## REQUIREMENT
Among the records below, find each line that includes the string "data" and copy it.
INFORMATION GIVEN section start
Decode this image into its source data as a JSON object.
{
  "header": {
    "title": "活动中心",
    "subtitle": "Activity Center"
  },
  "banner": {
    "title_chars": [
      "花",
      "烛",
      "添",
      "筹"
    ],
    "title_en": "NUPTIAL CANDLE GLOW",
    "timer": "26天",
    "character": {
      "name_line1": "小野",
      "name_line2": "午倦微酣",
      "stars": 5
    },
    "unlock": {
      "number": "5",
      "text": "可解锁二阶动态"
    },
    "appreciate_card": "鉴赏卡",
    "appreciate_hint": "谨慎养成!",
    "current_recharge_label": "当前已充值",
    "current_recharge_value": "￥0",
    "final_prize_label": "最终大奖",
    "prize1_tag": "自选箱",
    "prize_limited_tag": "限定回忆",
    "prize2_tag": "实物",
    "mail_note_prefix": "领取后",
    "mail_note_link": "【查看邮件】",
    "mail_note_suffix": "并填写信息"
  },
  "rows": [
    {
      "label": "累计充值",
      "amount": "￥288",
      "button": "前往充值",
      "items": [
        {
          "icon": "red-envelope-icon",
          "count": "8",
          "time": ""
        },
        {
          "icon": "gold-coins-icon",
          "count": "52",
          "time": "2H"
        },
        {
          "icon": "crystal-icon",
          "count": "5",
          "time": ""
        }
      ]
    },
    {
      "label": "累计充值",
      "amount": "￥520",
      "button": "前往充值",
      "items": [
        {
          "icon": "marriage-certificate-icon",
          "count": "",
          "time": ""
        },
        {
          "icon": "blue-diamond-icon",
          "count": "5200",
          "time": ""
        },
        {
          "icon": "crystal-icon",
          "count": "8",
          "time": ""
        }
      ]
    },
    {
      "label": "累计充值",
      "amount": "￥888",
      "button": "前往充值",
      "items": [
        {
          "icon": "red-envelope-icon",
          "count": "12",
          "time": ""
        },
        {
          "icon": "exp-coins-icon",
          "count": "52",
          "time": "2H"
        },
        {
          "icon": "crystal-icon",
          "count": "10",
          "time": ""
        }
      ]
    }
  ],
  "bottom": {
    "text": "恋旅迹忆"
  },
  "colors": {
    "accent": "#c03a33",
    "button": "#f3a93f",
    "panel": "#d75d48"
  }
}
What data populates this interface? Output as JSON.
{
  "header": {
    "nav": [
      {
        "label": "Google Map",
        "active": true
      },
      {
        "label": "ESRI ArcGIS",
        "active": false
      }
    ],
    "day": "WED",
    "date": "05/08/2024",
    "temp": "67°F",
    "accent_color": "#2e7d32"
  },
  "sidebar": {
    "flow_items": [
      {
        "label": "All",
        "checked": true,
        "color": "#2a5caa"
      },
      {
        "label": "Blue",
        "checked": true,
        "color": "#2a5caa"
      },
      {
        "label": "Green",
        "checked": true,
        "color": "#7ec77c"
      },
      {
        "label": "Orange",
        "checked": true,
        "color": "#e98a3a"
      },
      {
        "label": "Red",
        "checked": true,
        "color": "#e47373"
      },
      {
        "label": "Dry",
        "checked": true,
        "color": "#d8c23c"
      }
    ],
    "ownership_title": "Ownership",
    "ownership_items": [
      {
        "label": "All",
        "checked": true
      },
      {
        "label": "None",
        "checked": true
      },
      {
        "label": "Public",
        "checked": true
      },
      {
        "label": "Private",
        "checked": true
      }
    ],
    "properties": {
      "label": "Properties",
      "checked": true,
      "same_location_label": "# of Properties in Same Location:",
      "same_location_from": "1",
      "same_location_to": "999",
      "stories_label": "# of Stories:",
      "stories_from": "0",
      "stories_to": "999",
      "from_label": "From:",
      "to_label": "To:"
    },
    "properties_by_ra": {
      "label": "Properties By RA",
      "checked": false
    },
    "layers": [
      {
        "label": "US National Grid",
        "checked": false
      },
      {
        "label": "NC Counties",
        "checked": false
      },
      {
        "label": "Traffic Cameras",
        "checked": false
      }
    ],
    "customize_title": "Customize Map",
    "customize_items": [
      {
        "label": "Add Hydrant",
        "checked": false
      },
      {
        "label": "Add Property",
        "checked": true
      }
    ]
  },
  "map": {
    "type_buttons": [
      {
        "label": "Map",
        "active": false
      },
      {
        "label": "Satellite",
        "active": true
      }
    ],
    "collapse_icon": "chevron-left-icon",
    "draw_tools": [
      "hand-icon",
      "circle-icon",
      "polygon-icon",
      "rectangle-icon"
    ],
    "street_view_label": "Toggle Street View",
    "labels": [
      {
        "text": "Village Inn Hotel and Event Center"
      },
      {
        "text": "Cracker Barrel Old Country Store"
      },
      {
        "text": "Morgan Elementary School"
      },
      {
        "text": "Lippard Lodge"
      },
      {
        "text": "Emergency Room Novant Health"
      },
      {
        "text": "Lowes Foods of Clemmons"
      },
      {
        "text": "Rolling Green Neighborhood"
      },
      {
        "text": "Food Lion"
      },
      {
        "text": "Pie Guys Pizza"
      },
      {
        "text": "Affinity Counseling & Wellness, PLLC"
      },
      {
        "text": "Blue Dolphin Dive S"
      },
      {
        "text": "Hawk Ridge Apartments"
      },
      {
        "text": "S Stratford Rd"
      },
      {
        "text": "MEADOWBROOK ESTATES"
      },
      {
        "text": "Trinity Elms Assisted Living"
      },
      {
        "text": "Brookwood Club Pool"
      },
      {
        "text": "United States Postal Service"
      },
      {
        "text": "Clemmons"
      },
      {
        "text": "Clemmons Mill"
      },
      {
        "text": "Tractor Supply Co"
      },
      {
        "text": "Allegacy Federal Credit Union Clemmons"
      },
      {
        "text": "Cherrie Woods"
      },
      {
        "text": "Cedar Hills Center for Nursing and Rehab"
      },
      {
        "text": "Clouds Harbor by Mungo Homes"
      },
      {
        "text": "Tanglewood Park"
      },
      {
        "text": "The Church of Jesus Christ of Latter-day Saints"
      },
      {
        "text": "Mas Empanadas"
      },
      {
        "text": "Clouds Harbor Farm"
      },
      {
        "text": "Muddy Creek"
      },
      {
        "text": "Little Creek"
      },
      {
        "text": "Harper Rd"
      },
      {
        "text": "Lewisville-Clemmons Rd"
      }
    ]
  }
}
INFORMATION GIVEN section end
## SOLUTION TO THE EXERCISE
Decode this image into its source data as a JSON object.
What data populates this interface? Output as JSON.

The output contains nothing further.